There’s a certain ego, the gratification that comes with being the answer person. Although there may be the ego to it, at the same time, what’s the cost to you in regards to your productivity, learning, and responsibilities? Is it something that can get in the way of what you want to accomplish or is it going to be a long-term benefit? When you consider that element, that angle from it, then it may be better to teach people how to fish so they can feed themselves. As a coach and coaching in conversation with your team and with your employees, it’s just that.
It’s how to be a model of reasoning and being a channel to ask questions. Ask them questions to get them thinking on their own and for them to develop their solutions becomes a part of them. Giving them the tools for them to be that much more agile and that much more responsive to future situations where they may be looking for assistance. Oftentimes with coaching, it can fall into mentoring. Mentoring is a whole different ball of answer. When we talk about mentoring, it is about having the knowledge and experience that you can share with others behind you.
Jeff Hoffman, the founder of Priceline.com, I remember him saying that mentorship is about reaching behind you to help someone move forward. It’s like leaning back to grab their hand so they can take two steps forward. As a mentor, the relationship is a little different. That where you are being sought out because of your experience or maybe the contacts that you have and, in that role, you’re there to be a guide. You’re there to help people discover what you feel they could discover but at the same time, you’re also sharing the wisdom of your experience that will help them move forward.

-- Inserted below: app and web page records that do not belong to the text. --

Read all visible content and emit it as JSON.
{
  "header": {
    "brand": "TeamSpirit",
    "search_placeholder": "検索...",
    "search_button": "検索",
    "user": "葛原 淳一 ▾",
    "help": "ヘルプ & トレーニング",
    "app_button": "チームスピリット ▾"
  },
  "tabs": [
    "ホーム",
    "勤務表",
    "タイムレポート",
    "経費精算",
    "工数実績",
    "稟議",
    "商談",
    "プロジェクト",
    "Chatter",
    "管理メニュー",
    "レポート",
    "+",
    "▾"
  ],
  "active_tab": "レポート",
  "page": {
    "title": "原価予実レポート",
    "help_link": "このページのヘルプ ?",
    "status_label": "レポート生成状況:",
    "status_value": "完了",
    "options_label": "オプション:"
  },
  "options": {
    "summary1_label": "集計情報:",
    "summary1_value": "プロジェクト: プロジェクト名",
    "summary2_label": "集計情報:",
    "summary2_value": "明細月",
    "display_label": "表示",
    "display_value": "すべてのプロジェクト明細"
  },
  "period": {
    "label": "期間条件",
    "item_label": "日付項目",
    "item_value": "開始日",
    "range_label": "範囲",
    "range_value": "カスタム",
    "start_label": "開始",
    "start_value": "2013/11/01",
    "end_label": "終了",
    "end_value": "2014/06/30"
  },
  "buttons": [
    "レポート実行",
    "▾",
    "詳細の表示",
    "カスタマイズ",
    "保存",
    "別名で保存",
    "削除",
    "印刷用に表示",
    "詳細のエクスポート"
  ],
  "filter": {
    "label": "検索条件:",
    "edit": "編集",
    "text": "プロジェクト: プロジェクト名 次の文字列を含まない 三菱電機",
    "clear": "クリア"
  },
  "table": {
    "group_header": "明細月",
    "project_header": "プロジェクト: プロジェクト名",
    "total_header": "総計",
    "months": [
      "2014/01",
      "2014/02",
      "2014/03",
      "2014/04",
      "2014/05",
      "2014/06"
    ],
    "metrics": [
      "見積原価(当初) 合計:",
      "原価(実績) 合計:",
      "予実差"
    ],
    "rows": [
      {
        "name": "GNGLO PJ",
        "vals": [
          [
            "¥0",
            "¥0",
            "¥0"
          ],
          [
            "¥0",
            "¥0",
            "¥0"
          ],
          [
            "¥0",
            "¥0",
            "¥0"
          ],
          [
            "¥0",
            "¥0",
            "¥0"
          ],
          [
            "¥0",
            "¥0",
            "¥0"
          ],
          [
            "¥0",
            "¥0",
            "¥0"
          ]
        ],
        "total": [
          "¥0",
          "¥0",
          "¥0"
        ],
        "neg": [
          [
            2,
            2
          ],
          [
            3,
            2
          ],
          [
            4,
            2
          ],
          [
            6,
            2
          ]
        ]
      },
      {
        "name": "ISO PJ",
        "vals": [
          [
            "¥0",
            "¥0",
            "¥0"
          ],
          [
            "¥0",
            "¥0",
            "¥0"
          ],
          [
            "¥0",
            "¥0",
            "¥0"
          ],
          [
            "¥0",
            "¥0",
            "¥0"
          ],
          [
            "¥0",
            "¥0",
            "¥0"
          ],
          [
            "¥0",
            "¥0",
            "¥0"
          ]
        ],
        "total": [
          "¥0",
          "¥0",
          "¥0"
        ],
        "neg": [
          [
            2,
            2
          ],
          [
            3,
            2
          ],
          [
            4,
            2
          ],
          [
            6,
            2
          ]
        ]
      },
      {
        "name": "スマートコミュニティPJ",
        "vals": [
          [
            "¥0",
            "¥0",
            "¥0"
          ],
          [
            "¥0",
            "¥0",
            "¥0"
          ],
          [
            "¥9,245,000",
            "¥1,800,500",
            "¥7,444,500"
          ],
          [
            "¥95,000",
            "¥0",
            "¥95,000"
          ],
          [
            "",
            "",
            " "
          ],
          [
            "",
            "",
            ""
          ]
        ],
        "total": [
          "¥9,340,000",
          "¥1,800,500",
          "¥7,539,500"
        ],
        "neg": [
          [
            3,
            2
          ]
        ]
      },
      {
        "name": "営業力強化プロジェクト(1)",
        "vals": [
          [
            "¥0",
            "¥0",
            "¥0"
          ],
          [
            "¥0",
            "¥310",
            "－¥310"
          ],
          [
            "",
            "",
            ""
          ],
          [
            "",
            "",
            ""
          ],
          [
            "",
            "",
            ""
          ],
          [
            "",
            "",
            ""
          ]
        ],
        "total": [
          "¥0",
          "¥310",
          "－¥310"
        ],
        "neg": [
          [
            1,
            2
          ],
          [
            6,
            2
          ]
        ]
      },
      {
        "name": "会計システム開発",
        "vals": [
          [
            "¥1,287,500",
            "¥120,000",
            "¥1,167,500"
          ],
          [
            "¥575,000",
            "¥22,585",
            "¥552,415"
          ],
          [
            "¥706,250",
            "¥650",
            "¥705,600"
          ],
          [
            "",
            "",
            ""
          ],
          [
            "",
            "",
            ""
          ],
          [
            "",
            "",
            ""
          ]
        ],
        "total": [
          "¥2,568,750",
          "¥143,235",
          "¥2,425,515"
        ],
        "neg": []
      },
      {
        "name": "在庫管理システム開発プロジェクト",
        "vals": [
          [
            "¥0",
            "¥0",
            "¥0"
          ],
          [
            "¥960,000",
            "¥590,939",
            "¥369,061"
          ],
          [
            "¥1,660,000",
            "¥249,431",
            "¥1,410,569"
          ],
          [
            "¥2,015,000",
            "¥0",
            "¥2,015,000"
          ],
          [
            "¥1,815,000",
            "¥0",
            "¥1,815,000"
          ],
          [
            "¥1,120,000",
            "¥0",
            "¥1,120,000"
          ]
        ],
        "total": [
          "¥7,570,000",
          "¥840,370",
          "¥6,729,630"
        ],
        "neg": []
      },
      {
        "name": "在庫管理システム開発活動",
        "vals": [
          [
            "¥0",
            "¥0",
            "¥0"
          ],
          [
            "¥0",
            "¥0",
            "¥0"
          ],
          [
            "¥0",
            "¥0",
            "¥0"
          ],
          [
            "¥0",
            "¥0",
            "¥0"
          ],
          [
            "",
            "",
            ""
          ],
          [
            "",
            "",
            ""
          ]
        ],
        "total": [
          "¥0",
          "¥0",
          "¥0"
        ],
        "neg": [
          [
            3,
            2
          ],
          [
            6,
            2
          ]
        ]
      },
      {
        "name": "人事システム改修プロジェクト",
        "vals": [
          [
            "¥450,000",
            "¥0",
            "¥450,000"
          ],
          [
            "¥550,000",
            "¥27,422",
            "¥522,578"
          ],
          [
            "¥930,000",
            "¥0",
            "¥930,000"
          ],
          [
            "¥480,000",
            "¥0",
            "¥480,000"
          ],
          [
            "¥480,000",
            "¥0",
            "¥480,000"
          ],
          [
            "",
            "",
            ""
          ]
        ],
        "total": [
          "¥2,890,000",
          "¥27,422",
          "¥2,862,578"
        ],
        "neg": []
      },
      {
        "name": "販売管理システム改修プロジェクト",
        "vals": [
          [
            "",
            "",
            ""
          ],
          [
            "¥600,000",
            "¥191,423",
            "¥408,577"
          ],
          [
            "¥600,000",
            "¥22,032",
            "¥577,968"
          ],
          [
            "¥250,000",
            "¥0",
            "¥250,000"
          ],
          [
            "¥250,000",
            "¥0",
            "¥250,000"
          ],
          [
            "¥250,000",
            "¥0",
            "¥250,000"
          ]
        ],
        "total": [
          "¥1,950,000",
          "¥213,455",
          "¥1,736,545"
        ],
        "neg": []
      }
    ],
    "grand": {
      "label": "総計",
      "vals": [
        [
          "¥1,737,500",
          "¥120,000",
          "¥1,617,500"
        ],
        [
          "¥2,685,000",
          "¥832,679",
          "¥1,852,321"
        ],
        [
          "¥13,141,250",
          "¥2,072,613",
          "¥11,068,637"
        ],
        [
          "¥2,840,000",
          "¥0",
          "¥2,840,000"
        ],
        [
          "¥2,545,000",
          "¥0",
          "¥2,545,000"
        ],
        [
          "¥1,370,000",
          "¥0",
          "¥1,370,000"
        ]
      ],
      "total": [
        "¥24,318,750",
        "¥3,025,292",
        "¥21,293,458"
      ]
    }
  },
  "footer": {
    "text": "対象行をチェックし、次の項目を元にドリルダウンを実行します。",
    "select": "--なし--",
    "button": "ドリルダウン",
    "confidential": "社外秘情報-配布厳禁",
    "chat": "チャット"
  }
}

I always like to coin mentoring as it’s the gift of hindsight. It speaks to a proverb that was shared with me years ago that said, “If you want to know the road forward, ask the ones coming back.” Through mentoring, you also have a role as a leader to look at who’s going to be the person that replaces you? Who are the people that you can take under your wing and help them discover the ins and outs of what leadership means? How to manage an organization? How to deal with clients and stakeholders? How to keep an employee base or keeping everyone moving forward and progressing at the same time?
When you consider the elements of leadership, coaching and mentoring, those are two important elements that don’t always speak to people externally, but the everyday conversations and relationships that you can build within your organization. Here’s an opportunity for you to check and see. How often are you having a coaching conversation? How often are you seeing yourself being the answer person versus helping people figure out on their own or for themselves what possible solutions or answers could be? What opportunities do you have to mentor and to look at some of the people who could be part of your succession plan going forward, all questions considered? It all starts with, first of all, recognizing whether as a coach or a mentor, that leadership is about developing people. As long as you keep that at the forefront of every conversation you have, the tools that you use will that much easier to apply. Thank you so much. Until next time, I look forward to seeing you on The Leader’s Chair. Take care.